It seems only right that I should begin my book design scrapbook with those books that very first piqued my interest in reading and, you could say, my appreciation for books in general: My Little Golden Books. Especially The Poky Little Puppy (which I now have to thank for an unhealthy infatuation with strawberry shortcake) and Scuffy the Tugboat.

The reason (aside from pure nostalgia) that I thought it worth including the My Little Golden Books in my book design scrapbook is because they are deliberately designed as a ‘collection’. There are a number of traits that makes them obviously Golden Books, the most obvious of which being the distinctive golden spines and the pattern design on the inside cover with the ‘This Little Golden Book Belongs To’ plaque. By creating a collection, the publisher (or designer) instantly creates a sense of need: a person buying the books won’t want just one, they’ll want the whole set so they can line them up on their bookshelf with all the spines together. (Or at least that’s what I know I did as a kid.)

The individual traits (the illustrations and stories) of each book are then fitted into the wider ‘frame’ of the golden book. You can see with The Poky Little Puppy that the internal design is very simple: it’s just a matter of picture up the top, words down the bottom or vice versa. In fact, I think the edition they’re printing now is exactly the same in terms of design as the one I had when I was little (at least, the typeface looks like it’s even older than I am!).

I think it is worth noting how the My Little Golden Books are designed to be a collection because similar techniques can be seen in play with what Penguin is doing with their Great Ideas Series and Popular Penguins now. I think that, in the face of new technologies, people’s ideas of why they want a book and what they want it to be are changing and book design is necessarily changing too. There is much more emphasis on making a book a commodity, and I think that’s what making it a part of a wider collection does: it makes book as an object just as, if not more, important as the book as a story. Which seems a fairly smart thing to do, given that the book as an object is one obvious characteristic an ereader won’t ever be able to replicate.

Beatrix Potter Books

20 May
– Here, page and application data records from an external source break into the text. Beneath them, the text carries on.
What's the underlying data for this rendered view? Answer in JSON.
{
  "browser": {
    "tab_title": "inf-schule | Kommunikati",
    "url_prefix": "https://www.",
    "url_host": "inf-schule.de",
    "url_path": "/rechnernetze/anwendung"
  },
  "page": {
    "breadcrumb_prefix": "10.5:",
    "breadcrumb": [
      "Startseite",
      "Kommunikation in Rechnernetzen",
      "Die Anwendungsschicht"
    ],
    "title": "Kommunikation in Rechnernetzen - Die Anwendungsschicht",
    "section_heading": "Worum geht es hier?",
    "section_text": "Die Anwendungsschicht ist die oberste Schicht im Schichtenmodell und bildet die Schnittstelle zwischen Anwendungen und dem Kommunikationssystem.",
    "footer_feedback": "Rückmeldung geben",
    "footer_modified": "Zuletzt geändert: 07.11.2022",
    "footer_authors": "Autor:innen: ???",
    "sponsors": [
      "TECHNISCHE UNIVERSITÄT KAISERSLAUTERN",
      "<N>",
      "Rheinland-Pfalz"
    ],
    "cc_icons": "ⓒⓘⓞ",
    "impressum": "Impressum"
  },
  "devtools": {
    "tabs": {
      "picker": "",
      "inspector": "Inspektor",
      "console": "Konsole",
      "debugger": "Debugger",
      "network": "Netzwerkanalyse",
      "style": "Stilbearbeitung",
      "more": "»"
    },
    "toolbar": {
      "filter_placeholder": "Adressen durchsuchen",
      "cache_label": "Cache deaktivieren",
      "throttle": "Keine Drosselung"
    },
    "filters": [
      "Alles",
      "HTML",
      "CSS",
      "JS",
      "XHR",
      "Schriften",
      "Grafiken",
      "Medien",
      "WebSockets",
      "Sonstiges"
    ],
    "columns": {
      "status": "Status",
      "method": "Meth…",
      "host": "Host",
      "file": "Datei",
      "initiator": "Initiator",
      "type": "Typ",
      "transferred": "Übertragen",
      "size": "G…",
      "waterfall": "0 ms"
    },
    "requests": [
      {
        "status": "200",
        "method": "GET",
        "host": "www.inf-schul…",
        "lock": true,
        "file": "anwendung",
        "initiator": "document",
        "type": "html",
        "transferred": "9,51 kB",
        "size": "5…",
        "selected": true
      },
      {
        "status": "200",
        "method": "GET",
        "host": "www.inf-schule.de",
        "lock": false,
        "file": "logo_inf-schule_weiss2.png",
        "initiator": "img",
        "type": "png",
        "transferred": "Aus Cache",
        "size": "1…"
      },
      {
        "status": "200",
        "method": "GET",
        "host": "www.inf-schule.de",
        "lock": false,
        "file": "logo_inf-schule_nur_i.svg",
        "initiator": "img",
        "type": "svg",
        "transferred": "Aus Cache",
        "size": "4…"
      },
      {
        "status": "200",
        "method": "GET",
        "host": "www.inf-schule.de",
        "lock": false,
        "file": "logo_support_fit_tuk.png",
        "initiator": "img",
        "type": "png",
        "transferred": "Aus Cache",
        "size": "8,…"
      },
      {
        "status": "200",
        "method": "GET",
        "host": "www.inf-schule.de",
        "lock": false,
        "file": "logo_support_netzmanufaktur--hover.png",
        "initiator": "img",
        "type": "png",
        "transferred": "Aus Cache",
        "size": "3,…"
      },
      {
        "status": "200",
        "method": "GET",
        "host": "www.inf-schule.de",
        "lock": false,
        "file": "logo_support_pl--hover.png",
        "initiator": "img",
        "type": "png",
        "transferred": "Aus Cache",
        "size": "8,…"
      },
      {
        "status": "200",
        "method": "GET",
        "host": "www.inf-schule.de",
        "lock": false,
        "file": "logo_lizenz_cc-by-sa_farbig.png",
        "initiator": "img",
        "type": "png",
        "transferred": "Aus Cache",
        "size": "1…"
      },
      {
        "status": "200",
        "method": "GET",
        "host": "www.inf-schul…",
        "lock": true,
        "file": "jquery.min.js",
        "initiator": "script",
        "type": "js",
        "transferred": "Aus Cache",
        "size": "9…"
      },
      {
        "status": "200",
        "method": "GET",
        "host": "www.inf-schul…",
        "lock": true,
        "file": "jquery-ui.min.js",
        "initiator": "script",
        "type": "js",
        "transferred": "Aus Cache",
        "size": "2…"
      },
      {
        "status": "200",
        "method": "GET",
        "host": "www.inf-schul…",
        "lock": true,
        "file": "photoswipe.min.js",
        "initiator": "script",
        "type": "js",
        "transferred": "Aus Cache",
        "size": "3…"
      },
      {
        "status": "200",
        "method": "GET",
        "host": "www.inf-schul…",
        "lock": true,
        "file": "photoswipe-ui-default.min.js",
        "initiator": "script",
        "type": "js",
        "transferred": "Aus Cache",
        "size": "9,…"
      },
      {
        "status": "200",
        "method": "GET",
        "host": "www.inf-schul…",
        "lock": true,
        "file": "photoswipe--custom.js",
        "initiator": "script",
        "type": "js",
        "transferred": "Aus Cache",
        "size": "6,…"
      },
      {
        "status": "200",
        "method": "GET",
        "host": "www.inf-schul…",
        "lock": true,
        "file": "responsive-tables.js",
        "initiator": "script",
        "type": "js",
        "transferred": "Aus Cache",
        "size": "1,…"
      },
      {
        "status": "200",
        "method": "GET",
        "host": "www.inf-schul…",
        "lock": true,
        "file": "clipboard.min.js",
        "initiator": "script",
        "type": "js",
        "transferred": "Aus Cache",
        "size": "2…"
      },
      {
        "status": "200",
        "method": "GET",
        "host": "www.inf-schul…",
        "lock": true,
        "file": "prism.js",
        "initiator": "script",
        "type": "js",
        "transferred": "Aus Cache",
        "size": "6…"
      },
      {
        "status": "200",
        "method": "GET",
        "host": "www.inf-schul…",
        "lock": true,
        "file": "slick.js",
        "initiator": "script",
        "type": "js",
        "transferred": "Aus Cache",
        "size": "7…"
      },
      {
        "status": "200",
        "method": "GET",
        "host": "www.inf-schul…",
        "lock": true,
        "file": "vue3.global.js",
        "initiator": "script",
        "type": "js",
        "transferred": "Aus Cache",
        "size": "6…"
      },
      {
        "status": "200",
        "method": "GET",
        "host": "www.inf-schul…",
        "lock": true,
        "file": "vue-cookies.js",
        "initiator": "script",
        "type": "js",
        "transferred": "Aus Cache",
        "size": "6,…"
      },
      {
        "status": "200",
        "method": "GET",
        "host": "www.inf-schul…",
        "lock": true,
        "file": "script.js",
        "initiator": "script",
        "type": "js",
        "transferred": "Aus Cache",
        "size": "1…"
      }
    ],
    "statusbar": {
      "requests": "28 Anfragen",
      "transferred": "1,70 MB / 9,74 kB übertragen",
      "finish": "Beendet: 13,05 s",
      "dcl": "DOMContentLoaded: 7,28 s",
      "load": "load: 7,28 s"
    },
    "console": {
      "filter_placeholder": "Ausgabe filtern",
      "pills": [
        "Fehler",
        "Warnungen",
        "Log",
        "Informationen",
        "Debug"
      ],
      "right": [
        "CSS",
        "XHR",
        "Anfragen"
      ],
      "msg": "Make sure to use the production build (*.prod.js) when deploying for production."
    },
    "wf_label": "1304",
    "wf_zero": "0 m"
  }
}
As with the My Little Golden Books, these books are a throwback to my childhood. The Tale of Tom Kitten was my favourite book when I was too little to read myself (but I insisted it be read to me so often that I ended up learning it word-for-word by heart anyway) and I still have a Peter Rabbit soft toy on my bed. But that has nothing to do with their design.

I’ve included them for the same reasons (again, aside from nostalgia) as I did the My Little Golden Books. They’re all designed according to a very recognisable template: you look at the cover of one, with its quaint little illustration, times new roman-y font and abundance of white background, and you know who it’s by. You know that it’s one of the Beatrix Potter collection. Each book has its own story, but in appearance and design they are all essentially same … and they haven’t even changed much from their first editions, as you can see with The Tale of Mrs Tiggywinkle I’ve included.

One thing I particularly like about the Beatrix Potter books is their endpapers. They reinforce that collection idea by including characters from all of her books (not just the one in your hands), and they’re the same in each book. They’re very pretty and I can remember enjoying pointing out and naming each character when I used to read these books. I’m a big fan of detail and of putting extra space to good use, so I do like to see interesting endpapers.